– Lane-Poole

Raziya Sultan was the daughter of Iltutmish*, and the only woman to have ruled over Delhi. Her father had chosen Raziya as his successor to the throne. This was obviously not welcomed by her brother, as well as the majority of noblemen.

Iltutmish claimed that his daughter was better than many sons. And it did not take long for the citizens of the kingdom, to realise this. Raziya was appointed ruler by the common people.

Sultan Raziya was a great monarch. She was wise, just, and generous, a benefactor to her kingdom, a dispenser of justice, the protector of her subjects, and the leader of her armies. She was endowed with all the qualities befitting a king, but she was not born a man, and for that reason, in the estimation of men, all these virtues were worthless.
– Minhajas-Siraj

Raziya Sultan’s tenure as a ruler was a short one. A female monarch, appointed by common people did not go down well with the establishment. The fact that she showed her face in public, and was tolerant towards the Hindus, made her case weaker. She was assassinated after three years at the throne.

There is a conflict, regarding the actual site where she was buried. Claims include Chandini Chowk in Old Delhi, Siwan in Haryana, and Tonk in Rajasthan. The site at Chandini Chowk, was a jungle during the reign of Raziya Sultan, and there is no engraving to identify the souls resting there. A part of the mausoleum has been converted to a mosque.
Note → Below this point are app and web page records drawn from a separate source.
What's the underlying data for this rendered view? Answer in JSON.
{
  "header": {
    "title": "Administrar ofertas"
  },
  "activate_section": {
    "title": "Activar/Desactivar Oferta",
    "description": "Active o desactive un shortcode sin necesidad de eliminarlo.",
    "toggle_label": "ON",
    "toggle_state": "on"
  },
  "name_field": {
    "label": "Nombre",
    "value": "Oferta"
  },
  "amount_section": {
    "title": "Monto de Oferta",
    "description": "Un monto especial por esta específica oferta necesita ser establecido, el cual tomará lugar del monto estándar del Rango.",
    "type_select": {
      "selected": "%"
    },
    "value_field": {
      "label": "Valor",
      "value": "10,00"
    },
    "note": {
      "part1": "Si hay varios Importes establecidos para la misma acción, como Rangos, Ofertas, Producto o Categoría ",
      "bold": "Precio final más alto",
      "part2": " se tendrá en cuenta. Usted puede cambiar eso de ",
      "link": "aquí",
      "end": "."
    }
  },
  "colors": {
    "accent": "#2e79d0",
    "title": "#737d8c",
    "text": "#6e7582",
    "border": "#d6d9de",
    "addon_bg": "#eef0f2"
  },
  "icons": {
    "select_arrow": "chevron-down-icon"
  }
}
Raziya was a person born well ahead of her time. Unfortunately, her story is overshadowed by others who came after her. A hero for all ages, may her soul rest in peace.
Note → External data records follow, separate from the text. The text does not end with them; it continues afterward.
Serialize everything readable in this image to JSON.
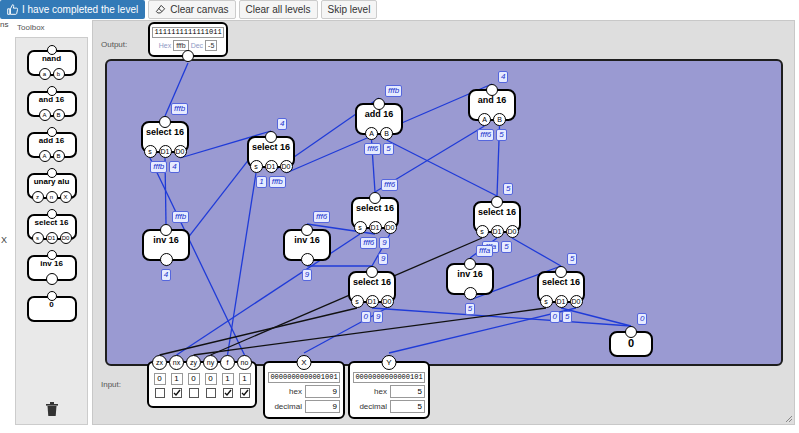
{
  "toolbar": {
    "buttons": [
      {
        "label": "I have completed the level",
        "kind": "primary"
      },
      {
        "label": "Clear canvas",
        "kind": "icon"
      },
      {
        "label": "Clear all levels",
        "kind": "plain"
      },
      {
        "label": "Skip level",
        "kind": "plain"
      }
    ]
  },
  "edge_fragments": [
    "ns",
    "X"
  ],
  "toolbox": {
    "title": "Toolbox",
    "items": [
      {
        "name": "nand",
        "pins": [
          "a",
          "b"
        ]
      },
      {
        "name": "and 16",
        "pins": [
          "A",
          "B"
        ]
      },
      {
        "name": "add 16",
        "pins": [
          "A",
          "B"
        ]
      },
      {
        "name": "unary alu",
        "pins": [
          "z",
          "n",
          "X"
        ]
      },
      {
        "name": "select 16",
        "pins": [
          "s",
          "D1",
          "D0"
        ]
      },
      {
        "name": "inv 16",
        "pins": [
          ""
        ]
      },
      {
        "name": "0",
        "pins": []
      }
    ]
  },
  "canvas": {
    "output_label": "Output:",
    "input_label": "Input:",
    "output": {
      "binary": "1111111111111011",
      "hex_label": "Hex",
      "hex": "fffb",
      "dec_label": "Dec",
      "dec": "-5"
    },
    "inputs": {
      "flags": [
        {
          "name": "zx",
          "bit": "0",
          "checked": false
        },
        {
          "name": "nx",
          "bit": "1",
          "checked": true
        },
        {
          "name": "zy",
          "bit": "0",
          "checked": false
        },
        {
          "name": "ny",
          "bit": "0",
          "checked": false
        },
        {
          "name": "f",
          "bit": "1",
          "checked": true
        },
        {
          "name": "no",
          "bit": "1",
          "checked": true
        }
      ]
    },
    "x": {
      "name": "X",
      "binary": "0000000000001001",
      "hex_label": "hex",
      "hex": "9",
      "dec_label": "decimal",
      "dec": "9"
    },
    "y": {
      "name": "Y",
      "binary": "0000000000000101",
      "hex_label": "hex",
      "hex": "5",
      "dec_label": "decimal",
      "dec": "5"
    },
    "nodes": [
      {
        "title": "select 16",
        "output": "fffb",
        "pins": [
          {
            "label": "s"
          },
          {
            "label": "D1",
            "value": "fffb"
          },
          {
            "label": "D0",
            "value": "4"
          }
        ]
      },
      {
        "title": "select 16",
        "output": "4",
        "pins": [
          {
            "label": "s",
            "value": "1"
          },
          {
            "label": "D1",
            "value": "fffb"
          },
          {
            "label": "D0"
          }
        ]
      },
      {
        "title": "add 16",
        "output": "fffb",
        "pins": [
          {
            "label": "A",
            "value": "fff6"
          },
          {
            "label": "B",
            "value": "5"
          }
        ]
      },
      {
        "title": "and 16",
        "output": "4",
        "pins": [
          {
            "label": "A",
            "value": "fff6"
          },
          {
            "label": "B",
            "value": "5"
          }
        ]
      },
      {
        "title": "select 16",
        "output": "fff6",
        "pins": [
          {
            "label": "s"
          },
          {
            "label": "D1",
            "value": "fff6"
          },
          {
            "label": "D0",
            "value": "9"
          }
        ]
      },
      {
        "title": "inv 16",
        "output": "fffb",
        "pins": [
          {
            "label": "",
            "value": "4"
          }
        ]
      },
      {
        "title": "inv 16",
        "output": "fff6",
        "pins": [
          {
            "label": "",
            "value": "9"
          }
        ]
      },
      {
        "title": "select 16",
        "output": "9",
        "pins": [
          {
            "label": "s"
          },
          {
            "label": "D1",
            "value": "0"
          },
          {
            "label": "D0",
            "value": "9"
          }
        ]
      },
      {
        "title": "select 16",
        "output": "5",
        "pins": [
          {
            "label": "s"
          },
          {
            "label": "D1",
            "value": "fffa"
          },
          {
            "label": "D0",
            "value": "5"
          }
        ]
      },
      {
        "title": "inv 16",
        "output": "fffa",
        "pins": [
          {
            "label": "",
            "value": "5"
          }
        ]
      },
      {
        "title": "select 16",
        "output": "5",
        "pins": [
          {
            "label": "s"
          },
          {
            "label": "D1",
            "value": "0"
          },
          {
            "label": "D0",
            "value": "5"
          }
        ]
      },
      {
        "title": "0",
        "output": "0",
        "pins": []
      }
    ]
  }
}
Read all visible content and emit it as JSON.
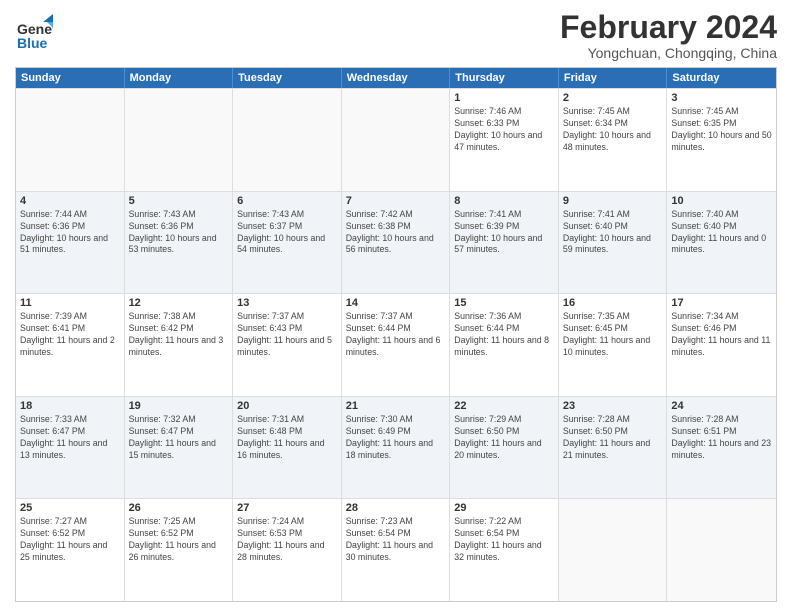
{
  "logo": {
    "line1": "General",
    "line2": "Blue"
  },
  "title": "February 2024",
  "subtitle": "Yongchuan, Chongqing, China",
  "days_of_week": [
    "Sunday",
    "Monday",
    "Tuesday",
    "Wednesday",
    "Thursday",
    "Friday",
    "Saturday"
  ],
  "weeks": [
    [
      {
        "day": "",
        "empty": true
      },
      {
        "day": "",
        "empty": true
      },
      {
        "day": "",
        "empty": true
      },
      {
        "day": "",
        "empty": true
      },
      {
        "day": "1",
        "rise": "7:46 AM",
        "set": "6:33 PM",
        "daylight": "10 hours and 47 minutes."
      },
      {
        "day": "2",
        "rise": "7:45 AM",
        "set": "6:34 PM",
        "daylight": "10 hours and 48 minutes."
      },
      {
        "day": "3",
        "rise": "7:45 AM",
        "set": "6:35 PM",
        "daylight": "10 hours and 50 minutes."
      }
    ],
    [
      {
        "day": "4",
        "rise": "7:44 AM",
        "set": "6:36 PM",
        "daylight": "10 hours and 51 minutes."
      },
      {
        "day": "5",
        "rise": "7:43 AM",
        "set": "6:36 PM",
        "daylight": "10 hours and 53 minutes."
      },
      {
        "day": "6",
        "rise": "7:43 AM",
        "set": "6:37 PM",
        "daylight": "10 hours and 54 minutes."
      },
      {
        "day": "7",
        "rise": "7:42 AM",
        "set": "6:38 PM",
        "daylight": "10 hours and 56 minutes."
      },
      {
        "day": "8",
        "rise": "7:41 AM",
        "set": "6:39 PM",
        "daylight": "10 hours and 57 minutes."
      },
      {
        "day": "9",
        "rise": "7:41 AM",
        "set": "6:40 PM",
        "daylight": "10 hours and 59 minutes."
      },
      {
        "day": "10",
        "rise": "7:40 AM",
        "set": "6:40 PM",
        "daylight": "11 hours and 0 minutes."
      }
    ],
    [
      {
        "day": "11",
        "rise": "7:39 AM",
        "set": "6:41 PM",
        "daylight": "11 hours and 2 minutes."
      },
      {
        "day": "12",
        "rise": "7:38 AM",
        "set": "6:42 PM",
        "daylight": "11 hours and 3 minutes."
      },
      {
        "day": "13",
        "rise": "7:37 AM",
        "set": "6:43 PM",
        "daylight": "11 hours and 5 minutes."
      },
      {
        "day": "14",
        "rise": "7:37 AM",
        "set": "6:44 PM",
        "daylight": "11 hours and 6 minutes."
      },
      {
        "day": "15",
        "rise": "7:36 AM",
        "set": "6:44 PM",
        "daylight": "11 hours and 8 minutes."
      },
      {
        "day": "16",
        "rise": "7:35 AM",
        "set": "6:45 PM",
        "daylight": "11 hours and 10 minutes."
      },
      {
        "day": "17",
        "rise": "7:34 AM",
        "set": "6:46 PM",
        "daylight": "11 hours and 11 minutes."
      }
    ],
    [
      {
        "day": "18",
        "rise": "7:33 AM",
        "set": "6:47 PM",
        "daylight": "11 hours and 13 minutes."
      },
      {
        "day": "19",
        "rise": "7:32 AM",
        "set": "6:47 PM",
        "daylight": "11 hours and 15 minutes."
      },
      {
        "day": "20",
        "rise": "7:31 AM",
        "set": "6:48 PM",
        "daylight": "11 hours and 16 minutes."
      },
      {
        "day": "21",
        "rise": "7:30 AM",
        "set": "6:49 PM",
        "daylight": "11 hours and 18 minutes."
      },
      {
        "day": "22",
        "rise": "7:29 AM",
        "set": "6:50 PM",
        "daylight": "11 hours and 20 minutes."
      },
      {
        "day": "23",
        "rise": "7:28 AM",
        "set": "6:50 PM",
        "daylight": "11 hours and 21 minutes."
      },
      {
        "day": "24",
        "rise": "7:28 AM",
        "set": "6:51 PM",
        "daylight": "11 hours and 23 minutes."
      }
    ],
    [
      {
        "day": "25",
        "rise": "7:27 AM",
        "set": "6:52 PM",
        "daylight": "11 hours and 25 minutes."
      },
      {
        "day": "26",
        "rise": "7:25 AM",
        "set": "6:52 PM",
        "daylight": "11 hours and 26 minutes."
      },
      {
        "day": "27",
        "rise": "7:24 AM",
        "set": "6:53 PM",
        "daylight": "11 hours and 28 minutes."
      },
      {
        "day": "28",
        "rise": "7:23 AM",
        "set": "6:54 PM",
        "daylight": "11 hours and 30 minutes."
      },
      {
        "day": "29",
        "rise": "7:22 AM",
        "set": "6:54 PM",
        "daylight": "11 hours and 32 minutes."
      },
      {
        "day": "",
        "empty": true
      },
      {
        "day": "",
        "empty": true
      }
    ]
  ]
}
*  *  *

* Iltutmish (alternate spelling Altamish) Full name : Shams-ud-din Iltutmish

The third ruler in the Slave Dynasty. The first was Qutb-ud-din Aibak, and the second, Aram Shah. The Slave (Mamluk) Dynasty was the first of five unrelated dynasties to rule over Delhi, in what is referred to, as Delhi Sultanate.

Sources and suggested reading:

Razia Sultan Was Far Better Than Her Brothers – Sunday Guardian
Chapter 5 – Raziya, The Mohammedan Empress of India, History of India – Volume 5 – The Mohammedan Period as Described by its Own Historians – Edited by A. V. Williams Jackson (Selected from the works of late Sir Henry Miers Elliot)

The Daily Post asks readers to write about their heros. I have paid a tribute to Unniyarcha before. Raziya Sultan is my answer to The Daily Post’s prompt.